Here’s a quick peek at what food prep usually looks like for us:

  • Veggies sliced, diced and seasoned
  • Crockpot chicken (By far the greatest food prep hack! Place 4 chicken breasts in 4c water, let sit all day with some salt, pepper, garlic and onion powder then remove, shred with a fork and store.)
  • Baked chicken (We love Lowery’s seasoning)
  • Ground turkey in homemade taco seasoning
  • Mason Jar Salads

Lunches are the hardest meal for me because if the little one is being needy, I have to eat with one hand while she squirms in my other arm. That means I grab whatever is ready to go. Mason jar salads are the best thing Pinterest has ever given me.

There are really only two rules for building any kind of mason jar salad:

1) Use ALL the veggies. (The more veggies you can throw into your salad, the happier your body will be!)
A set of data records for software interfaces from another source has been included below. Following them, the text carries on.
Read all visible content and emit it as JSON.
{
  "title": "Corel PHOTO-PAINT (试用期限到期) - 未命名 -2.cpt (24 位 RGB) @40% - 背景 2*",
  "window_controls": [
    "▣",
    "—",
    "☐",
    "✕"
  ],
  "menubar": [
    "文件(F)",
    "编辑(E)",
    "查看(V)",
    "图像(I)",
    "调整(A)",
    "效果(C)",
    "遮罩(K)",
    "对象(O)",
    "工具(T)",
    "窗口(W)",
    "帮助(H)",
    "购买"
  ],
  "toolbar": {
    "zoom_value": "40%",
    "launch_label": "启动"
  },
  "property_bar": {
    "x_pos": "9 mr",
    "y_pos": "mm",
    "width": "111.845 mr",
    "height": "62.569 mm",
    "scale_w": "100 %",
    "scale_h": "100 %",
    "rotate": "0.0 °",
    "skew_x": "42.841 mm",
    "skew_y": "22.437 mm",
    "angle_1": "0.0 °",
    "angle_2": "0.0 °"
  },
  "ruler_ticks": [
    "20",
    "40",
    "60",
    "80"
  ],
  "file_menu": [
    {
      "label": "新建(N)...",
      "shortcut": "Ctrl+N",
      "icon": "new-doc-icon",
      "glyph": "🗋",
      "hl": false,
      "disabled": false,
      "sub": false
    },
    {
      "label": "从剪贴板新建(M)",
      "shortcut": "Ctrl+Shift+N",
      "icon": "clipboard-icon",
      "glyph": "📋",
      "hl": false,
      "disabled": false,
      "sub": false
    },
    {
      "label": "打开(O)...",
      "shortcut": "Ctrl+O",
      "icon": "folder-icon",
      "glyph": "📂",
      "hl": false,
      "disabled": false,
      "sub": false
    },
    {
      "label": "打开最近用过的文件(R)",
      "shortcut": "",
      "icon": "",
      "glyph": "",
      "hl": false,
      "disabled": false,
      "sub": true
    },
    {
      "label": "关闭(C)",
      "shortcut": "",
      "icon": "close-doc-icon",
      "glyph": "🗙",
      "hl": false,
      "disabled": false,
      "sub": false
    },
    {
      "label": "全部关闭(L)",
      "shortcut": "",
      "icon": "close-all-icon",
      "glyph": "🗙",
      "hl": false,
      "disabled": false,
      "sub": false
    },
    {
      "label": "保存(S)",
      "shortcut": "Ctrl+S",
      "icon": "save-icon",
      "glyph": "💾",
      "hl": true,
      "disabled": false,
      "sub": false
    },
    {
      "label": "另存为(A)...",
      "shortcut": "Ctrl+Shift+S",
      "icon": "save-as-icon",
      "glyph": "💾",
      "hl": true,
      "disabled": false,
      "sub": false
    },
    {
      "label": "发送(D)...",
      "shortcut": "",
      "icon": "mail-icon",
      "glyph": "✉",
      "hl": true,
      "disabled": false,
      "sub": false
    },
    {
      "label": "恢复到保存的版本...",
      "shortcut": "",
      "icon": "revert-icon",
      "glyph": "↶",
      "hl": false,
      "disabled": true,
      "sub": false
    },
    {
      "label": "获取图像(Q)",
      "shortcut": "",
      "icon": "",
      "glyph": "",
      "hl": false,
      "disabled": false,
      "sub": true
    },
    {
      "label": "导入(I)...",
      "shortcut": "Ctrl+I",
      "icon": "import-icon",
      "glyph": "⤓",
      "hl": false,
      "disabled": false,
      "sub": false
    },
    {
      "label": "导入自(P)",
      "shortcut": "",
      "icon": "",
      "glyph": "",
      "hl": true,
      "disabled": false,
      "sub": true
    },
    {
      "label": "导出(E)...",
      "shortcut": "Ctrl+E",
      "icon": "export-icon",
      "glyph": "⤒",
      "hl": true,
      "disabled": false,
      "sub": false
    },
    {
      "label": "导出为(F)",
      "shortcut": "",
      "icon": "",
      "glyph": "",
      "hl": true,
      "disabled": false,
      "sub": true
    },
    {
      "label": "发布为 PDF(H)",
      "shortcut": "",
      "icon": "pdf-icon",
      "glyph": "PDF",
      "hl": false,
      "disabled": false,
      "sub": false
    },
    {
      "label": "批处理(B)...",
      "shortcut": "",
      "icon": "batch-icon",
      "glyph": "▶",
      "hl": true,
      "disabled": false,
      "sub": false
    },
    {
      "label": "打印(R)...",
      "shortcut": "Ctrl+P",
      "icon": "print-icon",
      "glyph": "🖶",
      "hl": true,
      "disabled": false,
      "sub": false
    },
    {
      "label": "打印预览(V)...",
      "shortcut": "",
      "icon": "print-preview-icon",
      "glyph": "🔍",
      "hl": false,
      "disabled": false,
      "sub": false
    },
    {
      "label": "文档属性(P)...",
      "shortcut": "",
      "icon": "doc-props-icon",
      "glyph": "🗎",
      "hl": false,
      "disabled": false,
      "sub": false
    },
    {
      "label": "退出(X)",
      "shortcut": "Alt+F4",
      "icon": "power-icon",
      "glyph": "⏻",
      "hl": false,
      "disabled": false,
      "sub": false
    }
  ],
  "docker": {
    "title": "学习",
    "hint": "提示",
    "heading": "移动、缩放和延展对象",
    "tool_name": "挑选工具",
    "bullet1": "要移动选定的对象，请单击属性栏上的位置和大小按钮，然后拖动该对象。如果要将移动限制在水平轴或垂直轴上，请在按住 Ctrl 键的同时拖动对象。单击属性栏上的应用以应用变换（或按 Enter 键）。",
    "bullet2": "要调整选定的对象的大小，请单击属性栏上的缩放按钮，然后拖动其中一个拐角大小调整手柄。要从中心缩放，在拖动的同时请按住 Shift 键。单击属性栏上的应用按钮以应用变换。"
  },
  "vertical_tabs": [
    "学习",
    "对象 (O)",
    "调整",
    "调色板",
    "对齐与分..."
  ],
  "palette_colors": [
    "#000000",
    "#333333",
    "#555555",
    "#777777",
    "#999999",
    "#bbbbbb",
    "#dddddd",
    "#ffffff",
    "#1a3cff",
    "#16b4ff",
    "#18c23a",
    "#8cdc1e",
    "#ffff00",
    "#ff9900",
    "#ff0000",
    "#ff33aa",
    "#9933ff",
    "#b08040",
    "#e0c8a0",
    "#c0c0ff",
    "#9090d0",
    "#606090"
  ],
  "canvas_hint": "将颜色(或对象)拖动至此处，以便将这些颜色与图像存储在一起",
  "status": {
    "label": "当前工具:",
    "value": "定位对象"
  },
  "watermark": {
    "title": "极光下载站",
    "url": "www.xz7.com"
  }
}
2) Keep your dressing and leafy greens as far away as possible. (Harder veggies like tomatoes, peppers, etc. will soak up the dressing a bit without wilting so put those in first.)

Here’s my current favorite recipe:


  • 2 TBSP Balsamic Vinaigrette
  • Grape Tomatoes (As many as you want… go ahead and load ‘em up!)
  • 1oz Fresh Mozzarella Cheese
  • 2oz Pasta (Please don’t fall for the PROTEIN label in the picture! This is still a starchy carb and does not count as a fat loss protein source… we just like the taste of this particular kind)
  • 2c Baby Spinach

Add ingredients in the order listed above starting with the dressing on the bottom of the jar. (I add a small paper towel square to help absorb water and keep my spinach crisp.) Then seal up the jar, pop it in the fridge, and flip upside down into a bowl when you’re ready to enjoy.

Add protein later by heating up chicken before adding the salad OR add your favorite protein source right into the jar.

Have you tried mason jar salads? Share with us your favorite recipe!

Kudos to the Kitchen Kid

Kudos to the Kitchen Kid

Last January, the greatest thing ever happened: my oldest kid took Culinary Arts in middle school.

Okay, maybe it wasn’t the greatest thing ever, but it certainly did change my life for the better in a real and meaningful way.

As someone who is committed to preparing fresh, healthy meals at home week in and week out, I know how exhausted many of you feel with the daily mealtime drudgery.  I mean, it’s like this family of mine needs to eat every.single.day.  And it’s not just the food prep and clean up that’s tiring; the meal planning is a job in and of itself.

In our home, we have the dreaded “Sunday Question,” which is: “What do you want to eat for dinner this week?” The way I figure it, if all five people in my family contribute a meal suggestion, I’ve just lightened the meal planning load I carry.  It also ensures that everyone will eat at least one meal without complaining.

It’s the little things, isn’t it?!

By cooking five meals per week at home, we have enough food for leftovers for lunch (both Mr. Balance and I work from home) and one other evening meal of leftovers.  This is our cost-effective way to eat as healthfully as possible.

Back to my kid….

When he took Culinary Arts last Spring semester, he learned not only practical kitchen skills, but he also got excited about helping to prepare family meals. He now fully prepares at least one meal a week by himself.  I’m usually around for him to ask questions, but as he has practiced his cooking skills, he needs me less and less.


We’re now working on expanding his repertoire.  His favorite meal is a tuna, pasta and veggie bake, but he made that so much I had to limit it to every other week at most.  He’s been on a crustless quiche and fritatta kick lately.  I’m helping him feel more confident about veering off-recipe and finding the fun in cooking by combining flavors.

I could say that the best part about having a kid interested in cooking is the wonderful bonding experience it provides us.  Or I could tell you that the best part about having a kid interested in cooking is that he’s developing life skills that will serve him well once he leaves the nest.  But let’s be real: the best part about having a kid interested in cooking (and capable of doing it himself) is that I get a night off.

Of course, the look of satisfaction and pride on his face when his meal is ready, and he serves it up to his parents and siblings is pretty gratifying, too.


Good health and great happiness to you!